▶ **What is needed**
Your answer must be an exact copy of the data, without any pictures.

▶ **Exercise input**
== Segment start ==

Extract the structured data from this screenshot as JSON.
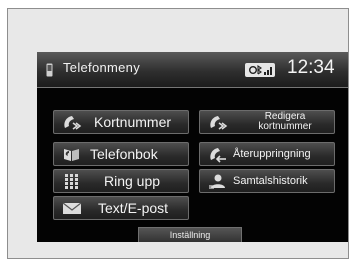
{
  "header": {
    "title": "Telefonmeny",
    "clock": "12:34",
    "phone_icon": "phone-icon",
    "status_icon": "bluetooth-signal-icon"
  },
  "menu": {
    "speed_dial": {
      "label": "Kortnummer",
      "icon": "speed-dial-icon"
    },
    "edit_speed_dial": {
      "label_line1": "Redigera",
      "label_line2": "kortnummer",
      "icon": "edit-speed-dial-icon"
    },
    "phonebook": {
      "label": "Telefonbok",
      "icon": "phonebook-icon"
    },
    "redial": {
      "label": "Återuppringning",
      "icon": "redial-icon"
    },
    "dial": {
      "label": "Ring upp",
      "icon": "keypad-icon"
    },
    "call_history": {
      "label": "Samtalshistorik",
      "icon": "call-history-icon"
    },
    "text_email": {
      "label": "Text/E-post",
      "icon": "envelope-icon"
    }
  },
  "footer": {
    "settings_label": "Inställning"
  },
  "colors": {
    "screen_bg": "#030303",
    "button_top": "#4e4e4e",
    "button_bottom": "#1f1f1f",
    "text": "#f4f4f4"
  }
}
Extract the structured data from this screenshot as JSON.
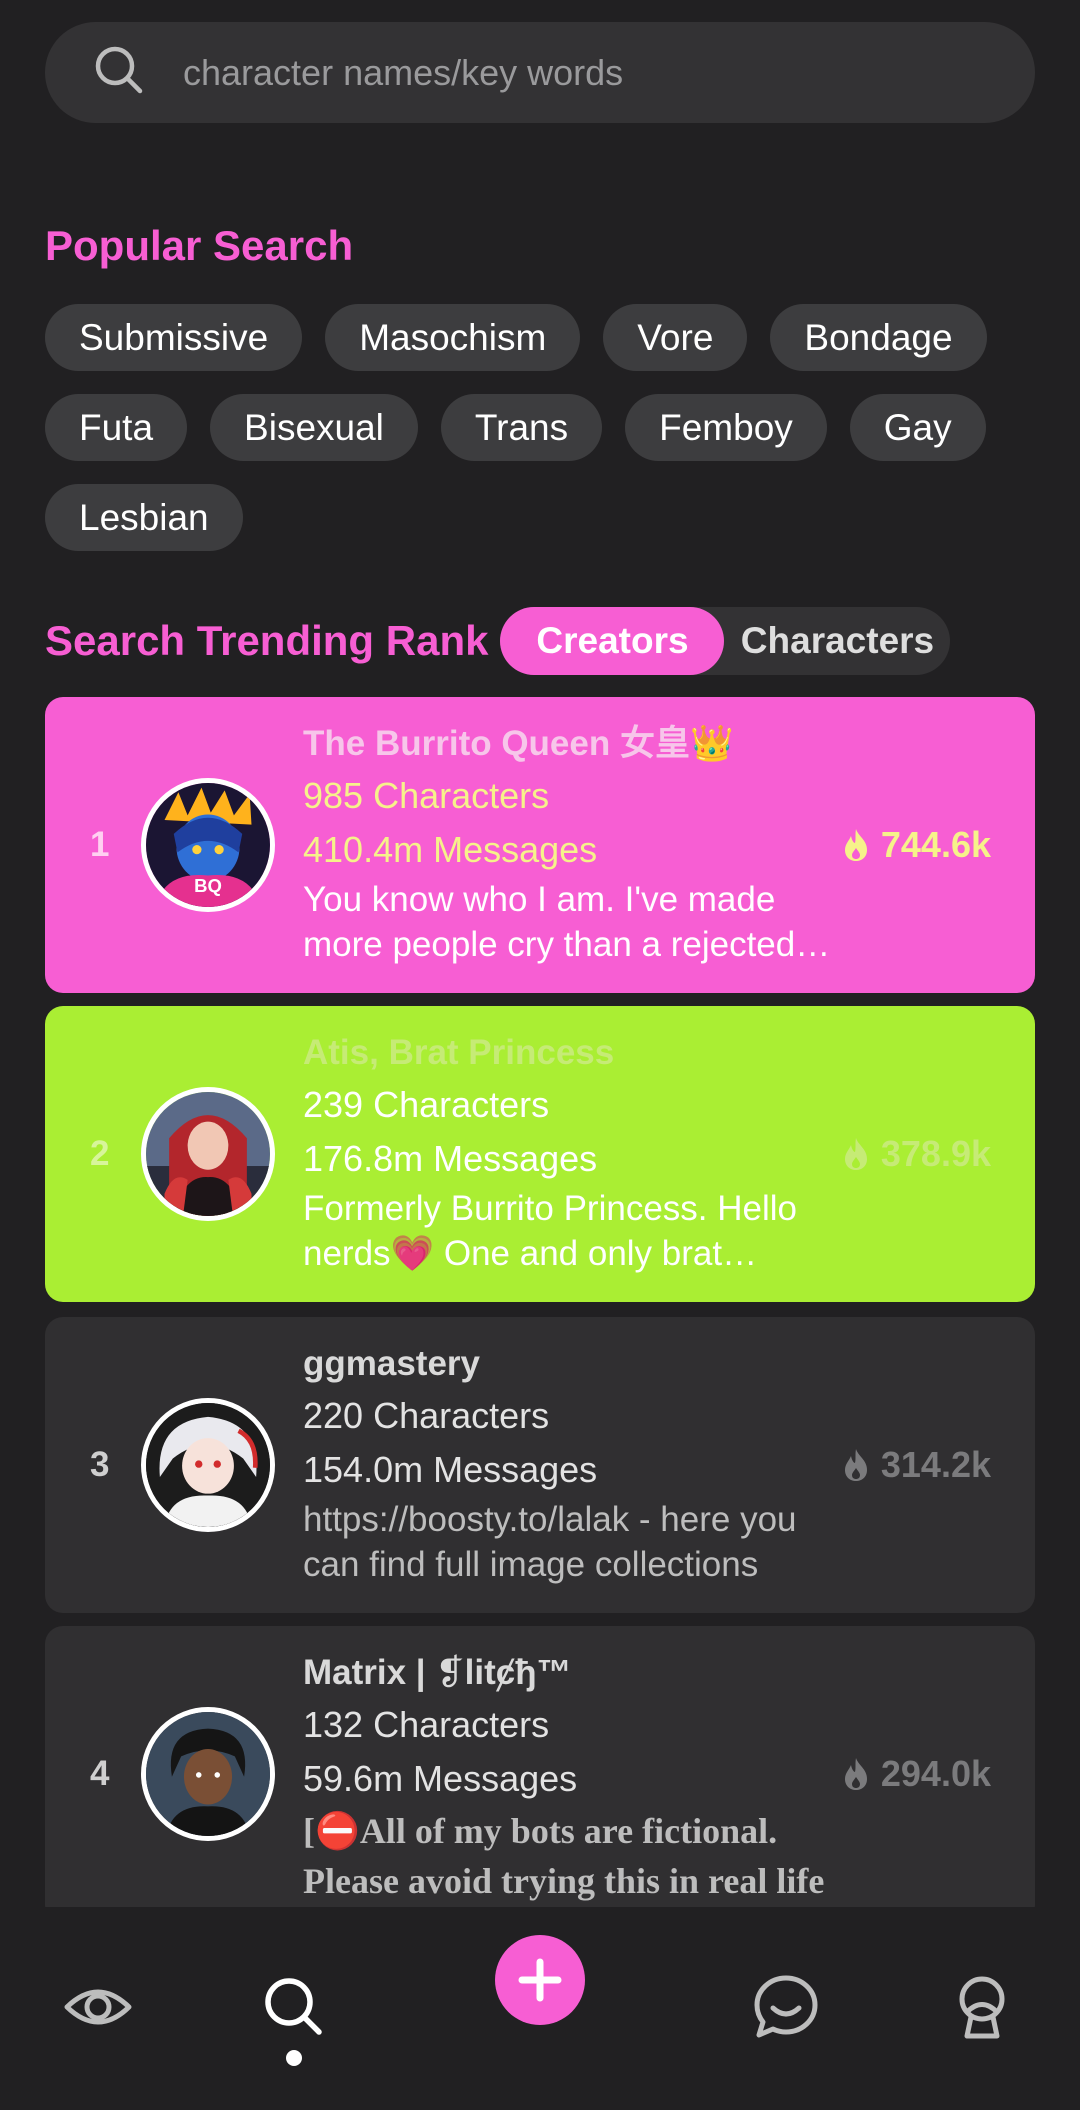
{
  "search": {
    "placeholder": "character names/key words",
    "value": ""
  },
  "popular": {
    "title": "Popular Search",
    "tags": [
      "Submissive",
      "Masochism",
      "Vore",
      "Bondage",
      "Futa",
      "Bisexual",
      "Trans",
      "Femboy",
      "Gay",
      "Lesbian"
    ]
  },
  "trending": {
    "title": "Search Trending Rank",
    "tabs": [
      {
        "label": "Creators",
        "active": true
      },
      {
        "label": "Characters",
        "active": false
      }
    ],
    "items": [
      {
        "rank": "1",
        "name": "The Burrito Queen 女皇👑",
        "characters": "985 Characters",
        "messages": "410.4m Messages",
        "bio": "You know who I am. I've made more people cry than a rejected proposal",
        "heat": "744.6k",
        "card_color": "#f75ed3"
      },
      {
        "rank": "2",
        "name": "Atis, Brat Princess",
        "characters": "239 Characters",
        "messages": "176.8m Messages",
        "bio": "Formerly Burrito Princess. Hello nerds💗 One and only brat princess here",
        "heat": "378.9k",
        "card_color": "#aaee33"
      },
      {
        "rank": "3",
        "name": "ggmastery",
        "characters": "220 Characters",
        "messages": "154.0m Messages",
        "bio": "https://boosty.to/lalak - here you can find full image collections",
        "heat": "314.2k",
        "card_color": "#302f31"
      },
      {
        "rank": "4",
        "name": "Matrix | ❡litȼђ™",
        "characters": "132 Characters",
        "messages": "59.6m Messages",
        "bio": "[⛔All of my bots are fictional. Please avoid trying this in real life",
        "heat": "294.0k",
        "card_color": "#302f31"
      }
    ]
  },
  "nav": {
    "items": [
      "eye-icon",
      "search-icon",
      "add-icon",
      "chat-icon",
      "profile-icon"
    ],
    "active": "search-icon",
    "accent": "#f75ed3"
  }
}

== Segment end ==

▶ **Answer to this task**
Extract the structured data from this screenshot as JSON.
{
  "header": {
    "title": "Telefonmeny",
    "clock": "12:34",
    "phone_icon": "phone-icon",
    "status_icon": "bluetooth-signal-icon"
  },
  "menu": {
    "speed_dial": {
      "label": "Kortnummer",
      "icon": "speed-dial-icon"
    },
    "edit_speed_dial": {
      "label_line1": "Redigera",
      "label_line2": "kortnummer",
      "icon": "edit-speed-dial-icon"
    },
    "phonebook": {
      "label": "Telefonbok",
      "icon": "phonebook-icon"
    },
    "redial": {
      "label": "Återuppringning",
      "icon": "redial-icon"
    },
    "dial": {
      "label": "Ring upp",
      "icon": "keypad-icon"
    },
    "call_history": {
      "label": "Samtalshistorik",
      "icon": "call-history-icon"
    },
    "text_email": {
      "label": "Text/E-post",
      "icon": "envelope-icon"
    }
  },
  "footer": {
    "settings_label": "Inställning"
  },
  "colors": {
    "screen_bg": "#030303",
    "button_top": "#4e4e4e",
    "button_bottom": "#1f1f1f",
    "text": "#f4f4f4"
  }
}
Extract the structured data from this screenshot as JSON.
{
  "search": {
    "placeholder": "character names/key words",
    "value": ""
  },
  "popular": {
    "title": "Popular Search",
    "tags": [
      "Submissive",
      "Masochism",
      "Vore",
      "Bondage",
      "Futa",
      "Bisexual",
      "Trans",
      "Femboy",
      "Gay",
      "Lesbian"
    ]
  },
  "trending": {
    "title": "Search Trending Rank",
    "tabs": [
      {
        "label": "Creators",
        "active": true
      },
      {
        "label": "Characters",
        "active": false
      }
    ],
    "items": [
      {
        "rank": "1",
        "name": "The Burrito Queen 女皇👑",
        "characters": "985 Characters",
        "messages": "410.4m Messages",
        "bio": "You know who I am. I've made more people cry than a rejected proposal",
        "heat": "744.6k",
        "card_color": "#f75ed3"
      },
      {
        "rank": "2",
        "name": "Atis, Brat Princess",
        "characters": "239 Characters",
        "messages": "176.8m Messages",
        "bio": "Formerly Burrito Princess. Hello nerds💗 One and only brat princess here",
        "heat": "378.9k",
        "card_color": "#aaee33"
      },
      {
        "rank": "3",
        "name": "ggmastery",
        "characters": "220 Characters",
        "messages": "154.0m Messages",
        "bio": "https://boosty.to/lalak - here you can find full image collections",
        "heat": "314.2k",
        "card_color": "#302f31"
      },
      {
        "rank": "4",
        "name": "Matrix | ❡litȼђ™",
        "characters": "132 Characters",
        "messages": "59.6m Messages",
        "bio": "[⛔All of my bots are fictional. Please avoid trying this in real life",
        "heat": "294.0k",
        "card_color": "#302f31"
      }
    ]
  },
  "nav": {
    "items": [
      "eye-icon",
      "search-icon",
      "add-icon",
      "chat-icon",
      "profile-icon"
    ],
    "active": "search-icon",
    "accent": "#f75ed3"
  }
}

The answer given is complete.